Eric Robillard can find any movie to match his mood, but what he can’t tolerate is violence against women as a form of entertainment.
For years now I have found solace in films. When the day is done with, I sit each night on the couch with two bottles of sparkling water and sweets, and watch a movie. The house is silent, the kids are tucked away in bed, my wife plays a Facebook game or takes on a few chores as she is a night owl, and I disconnect in front of the television. This is how I unwind.
I watch everything, I don’t discriminate in my entertainment. I have a soft spot for horror and indie movies. I can enjoy mainstream Hollywood like I can any Lars Von Trier fare. It’s quite simple: there’s a movie to match any mood I’m in. What I can’t tolerate anymore is violence against women as a form of entertainment.
Anymore being the keyword. I used to be oblivious to the unsettling stalker approach to wooing in romantic comedies. I knew nothing of the Bechdel test, and I refused to admit androcentricism in film, even though most movies I watched were boy adventures, centered around a male hero and his quest for world domination, love, or sex. Of course, when I indulged in a movie directed by a woman with a female-centric plot, I was watching a chick flick.
Today, when I watch mainstream Hollywood I don’t relax much, no matter what genre I try:
- Comedy: 21 & Over. Two blindfolded sorority sisters are awaiting initiation when two male characters stumble upon them. Instead of revealing their identities, they take advantage of the situation and use a cricket bat to hit the women on their behinds.

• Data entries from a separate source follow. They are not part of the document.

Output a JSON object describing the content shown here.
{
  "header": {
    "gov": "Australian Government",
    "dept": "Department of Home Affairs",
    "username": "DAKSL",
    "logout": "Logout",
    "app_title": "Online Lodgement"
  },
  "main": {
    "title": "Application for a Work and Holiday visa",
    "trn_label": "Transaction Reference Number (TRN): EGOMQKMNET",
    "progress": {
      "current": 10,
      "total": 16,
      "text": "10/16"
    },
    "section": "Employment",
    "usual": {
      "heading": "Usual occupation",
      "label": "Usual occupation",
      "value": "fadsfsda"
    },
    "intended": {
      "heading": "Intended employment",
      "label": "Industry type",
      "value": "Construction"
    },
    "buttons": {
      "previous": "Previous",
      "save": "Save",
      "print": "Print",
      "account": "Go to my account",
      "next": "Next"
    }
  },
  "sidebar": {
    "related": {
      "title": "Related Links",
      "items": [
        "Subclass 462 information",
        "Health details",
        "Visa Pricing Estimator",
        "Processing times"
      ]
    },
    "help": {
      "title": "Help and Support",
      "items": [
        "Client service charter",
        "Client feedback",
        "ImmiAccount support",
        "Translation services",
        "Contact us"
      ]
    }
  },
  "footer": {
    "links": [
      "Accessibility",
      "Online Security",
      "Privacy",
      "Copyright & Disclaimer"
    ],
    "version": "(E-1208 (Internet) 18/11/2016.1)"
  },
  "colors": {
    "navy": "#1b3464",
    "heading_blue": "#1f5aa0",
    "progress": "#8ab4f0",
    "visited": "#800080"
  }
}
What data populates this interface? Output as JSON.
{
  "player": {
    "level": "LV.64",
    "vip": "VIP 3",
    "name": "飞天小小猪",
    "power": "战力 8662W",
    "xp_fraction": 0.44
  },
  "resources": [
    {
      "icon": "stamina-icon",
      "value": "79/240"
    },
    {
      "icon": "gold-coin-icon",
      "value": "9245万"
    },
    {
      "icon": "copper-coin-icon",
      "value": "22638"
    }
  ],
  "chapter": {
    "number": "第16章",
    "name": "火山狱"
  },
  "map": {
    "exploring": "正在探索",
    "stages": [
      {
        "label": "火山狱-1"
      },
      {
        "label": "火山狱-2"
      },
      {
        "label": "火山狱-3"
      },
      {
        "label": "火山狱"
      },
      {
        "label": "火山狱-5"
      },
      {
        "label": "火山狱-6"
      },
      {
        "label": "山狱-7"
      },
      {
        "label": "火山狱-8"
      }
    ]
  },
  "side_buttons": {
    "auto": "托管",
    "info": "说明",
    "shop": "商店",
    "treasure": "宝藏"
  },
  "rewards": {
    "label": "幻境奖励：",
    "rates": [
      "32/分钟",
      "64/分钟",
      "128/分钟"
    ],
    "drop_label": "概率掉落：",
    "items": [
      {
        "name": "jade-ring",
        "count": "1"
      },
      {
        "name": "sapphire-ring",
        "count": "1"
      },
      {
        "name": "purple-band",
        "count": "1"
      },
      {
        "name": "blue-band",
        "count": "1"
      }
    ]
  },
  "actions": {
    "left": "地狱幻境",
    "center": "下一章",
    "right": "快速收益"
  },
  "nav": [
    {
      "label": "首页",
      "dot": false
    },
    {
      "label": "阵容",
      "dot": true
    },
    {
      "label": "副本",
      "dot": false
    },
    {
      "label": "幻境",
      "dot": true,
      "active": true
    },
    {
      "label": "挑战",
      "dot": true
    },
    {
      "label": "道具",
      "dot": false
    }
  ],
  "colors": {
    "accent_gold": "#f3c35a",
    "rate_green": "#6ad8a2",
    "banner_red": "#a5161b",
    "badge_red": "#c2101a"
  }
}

- Science-Fiction: Star Trek Into Darkness. The character played by Alice Eve (described on IMDB as being first and foremost very attractive, then as a science officer, and lastly as an advanced weaponry specialist as if it’s an afterthought) gratuitously strips down for no good reason before changing into a space suit in front of Kirk.
- Horror: Pick a movie—women are almost, always, the victim.
When I recently complained to a friend about sexism and objectification of women in blockbuster movies, I was told, “What do you expect, mainstream Hollywood is stupid.” Sexual assault and violence against women isn’t stupid: it’s wrong. Paul Rudd and Leslie Mann smoking weed in This Is 40 and tripping like teenagers is stupid. Ken Jeong calling women “bitches” in The Hangover franchise is wrong. I don’t have a problem with sophomoric humor being used in movies; I have issues with misogyny as “entertainment”.
If I don’t split my sides watching a female character being ridiculed for being naked and vulnerable, it isn’t because I can’t take a joke, or that I am too serious: it’s because demeaning women for a laugh isn’t funny.
The conundrum I’m faced with is this: do I limit or eliminate my exposure to these films? Or do I continue my habit, willfully participating in an endemic problem within the entertainment industry and within our undeniably male dominated culture? Watching critically is still watching, and what lessons does this pass down to my kids? That this mental, physical, emotional violence towards women is acceptable? Or do I lead by example, sacrificing one of my only simple pleasures for the sake of a clear conscience?
This post originally appeared at A Clown On Fire
Photo: Provided by Eric Robillard